Tailgating and piggybacking derive from two main problems: a personnel problem and a security system problem. These two problems coexist and feed off each other, amplifying security risks at ill-prepared facilities. For instance, having a shoddy access control system at an entrance is a problem. So is having untrustworthy personnel with malicious intents around. Combine a shoddy access control system with opportunistic, malicious personnel and you have a security breach waiting to happen. In the following sections we will break down how to mitigate both people problems and physical security system problems to minimize the risk of unauthorized entry via piggybacking or tailgating.
Implementing Entry Procedures and Proper Personnel Training
No matter how you look at it, your own personnel generate the greatest risk for security breaches. Sure, disgruntled employees are the obvious risk factors here, but even your best employees can put you at risk without proper training and procedures. For example, if proper access control procedures are not followed, your top employee could let a security threat into the building just by kindly holding the door open for a seemingly harmless individual.
Taking the time to train your employees and coming up with a strict set of entry procedures are both extremely important. It doesn’t matter how big of small your facility is, without proper preparation, your personnel problems will turn into security breaches before you know it.
Installing Piggybacking Security Turnstiles and Gates
Incoming analogy, you’ve been warned: I tend to liken preventing piggybacking and tailgating to building a house. No matter how much work you put into the house itself, it will all be for naught if a bad foundation allows the house to come crumbling down. The same is true when preventing piggybacking; you can spend countless hours training your employees to always hold doors for strangers or to always have their ID card on them but if you lack a strong physical access control system, wrongdoers are still going to find their way in (because nobody is perfect).
The only real way to account for human error in your entry control efforts is to install piggyback-specific physical access control products like turnstiles. Certain turnstiles are built specifically to only let one person through at a time, making it virtually impossible for a potential piggybacker or tailgater to sneak in. These products eliminate human error and they even function autonomously for those facilities that are looking for entry control options but do not want to spend the money on a security guard.
Which Turnstiles Prevent Piggybacking and Tailgating?
There are two main types of turnstiles that prevent tailgating and piggybacking with a third type that can detect unauthorized entry attempts.

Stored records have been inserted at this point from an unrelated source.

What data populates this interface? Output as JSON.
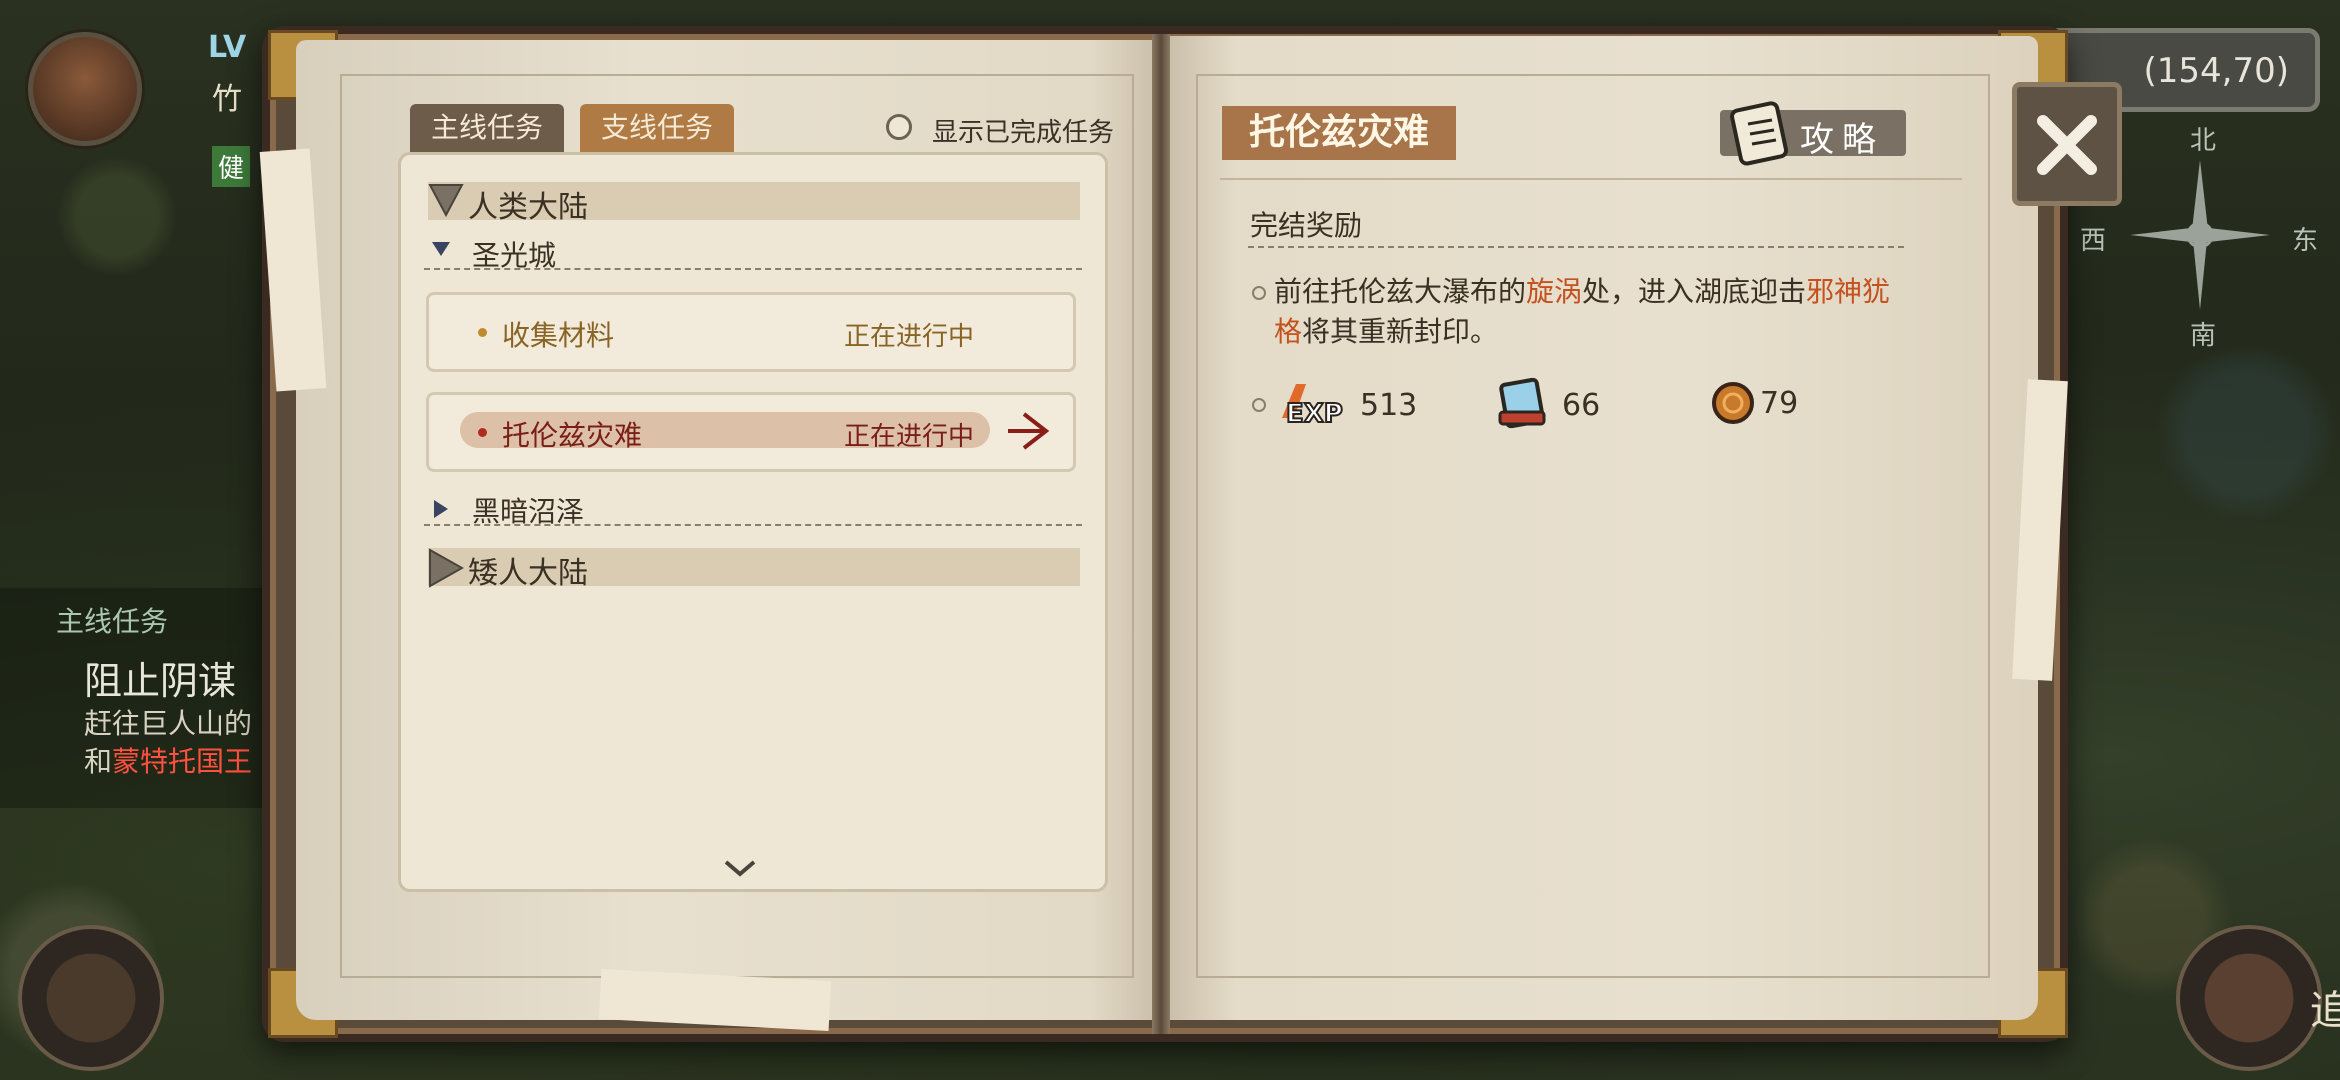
{
  "hud": {
    "level_label": "LV",
    "player_name_partial": "竹",
    "health_partial": "健",
    "coordinates": "(154,70)",
    "compass": {
      "north": "北",
      "west": "西",
      "east": "东",
      "south": "南"
    },
    "side_quest_panel": {
      "title": "主线任务",
      "quest_name": "阻止阴谋",
      "desc_line1": "赶往巨人山的",
      "desc_line2_prefix": "和",
      "desc_line2_red": "蒙特托国王"
    },
    "bottom_right_label_partial": "追"
  },
  "book": {
    "tabs": [
      {
        "label": "主线任务",
        "active": false
      },
      {
        "label": "支线任务",
        "active": true
      }
    ],
    "show_completed_label": "显示已完成任务",
    "regions": [
      {
        "name": "人类大陆",
        "expanded": true,
        "subregions": [
          {
            "name": "圣光城",
            "expanded": true,
            "quests": [
              {
                "name": "收集材料",
                "status": "正在进行中",
                "selected": false
              },
              {
                "name": "托伦兹灾难",
                "status": "正在进行中",
                "selected": true
              }
            ]
          },
          {
            "name": "黑暗沼泽",
            "expanded": false,
            "quests": []
          }
        ]
      },
      {
        "name": "矮人大陆",
        "expanded": false,
        "subregions": []
      }
    ],
    "detail": {
      "title": "托伦兹灾难",
      "guide_button_label": "攻略",
      "rewards_heading": "完结奖励",
      "description": {
        "p1": "前往托伦兹大瀑布的",
        "h1": "旋涡",
        "p2": "处，进入湖底迎击",
        "h2": "邪神犹格",
        "p3": "将其重新封印。"
      },
      "rewards": [
        {
          "icon": "exp-icon",
          "value": "513"
        },
        {
          "icon": "skill-book-icon",
          "value": "66"
        },
        {
          "icon": "gold-coin-icon",
          "value": "79"
        }
      ]
    }
  },
  "colors": {
    "active_tab": "#b07a45",
    "inactive_tab": "#6e5c4a",
    "highlight_text": "#c4521e",
    "selected_quest_text": "#7a1e16",
    "in_progress_text": "#8a6424",
    "title_bg": "#a8744a"
  }
}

All three of these turnstile types can provide a great foundation for combatting unauthorized entry and user error.
Waist high tripod turnstiles and full height turnstiles are purpose-built to prevent tailgating. With the way they are configured and the way their arms move, these turnstiles make it impossible for more than one person to pass through at a time, thus preventing tailgating and piggybacking. Further, they cannot be held open, forced unlocked, or even easily broken.
For those facilities that require a more aesthetically pleasing turnstile solution, optical turnstiles are the best choice. Optical turnstiles utilize complex arrays of optical beams and internal processing computers to detect tailgaters. Once an unauthorized entry is detected, physical barriers will be prompted to close, and audible as well as visual alarms are sent out to the surrounding area.
No matter which option you choose for piggybacking security, any is better than none. Like I said above in my cringeworthy analogy, don’t build the house without the foundation. And above all, don’t think piggybacking and tailgating are not a real threat because even your best employees can unknowingly slip up and cause a major security breach.
An example of a waist high turnstile
An example of a full height turnstile
An example of an optical turnstile